Task to complete —
Look for the word "duàn" in the entries below, then copy every line that has it.

Data extracts —
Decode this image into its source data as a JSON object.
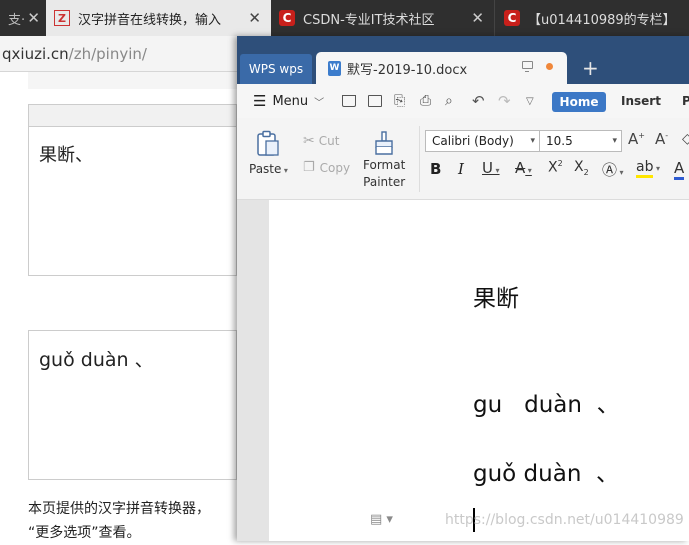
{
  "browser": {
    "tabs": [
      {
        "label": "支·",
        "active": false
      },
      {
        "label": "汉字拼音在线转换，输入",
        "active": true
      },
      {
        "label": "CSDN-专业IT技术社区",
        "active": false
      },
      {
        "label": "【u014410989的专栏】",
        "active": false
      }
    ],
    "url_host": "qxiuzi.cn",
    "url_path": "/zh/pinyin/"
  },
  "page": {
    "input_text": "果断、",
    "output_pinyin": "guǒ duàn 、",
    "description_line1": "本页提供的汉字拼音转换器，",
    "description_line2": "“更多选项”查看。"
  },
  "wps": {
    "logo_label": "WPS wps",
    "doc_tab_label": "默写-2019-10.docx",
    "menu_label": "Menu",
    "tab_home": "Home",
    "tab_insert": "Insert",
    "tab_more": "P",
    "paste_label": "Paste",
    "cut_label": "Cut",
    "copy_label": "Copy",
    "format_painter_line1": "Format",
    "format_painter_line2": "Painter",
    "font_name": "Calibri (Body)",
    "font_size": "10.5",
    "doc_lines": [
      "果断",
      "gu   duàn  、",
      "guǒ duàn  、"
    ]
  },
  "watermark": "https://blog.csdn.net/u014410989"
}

Exercise answer —
    "output_pinyin": "guǒ duàn 、",
      "gu   duàn  、",
      "guǒ duàn  、"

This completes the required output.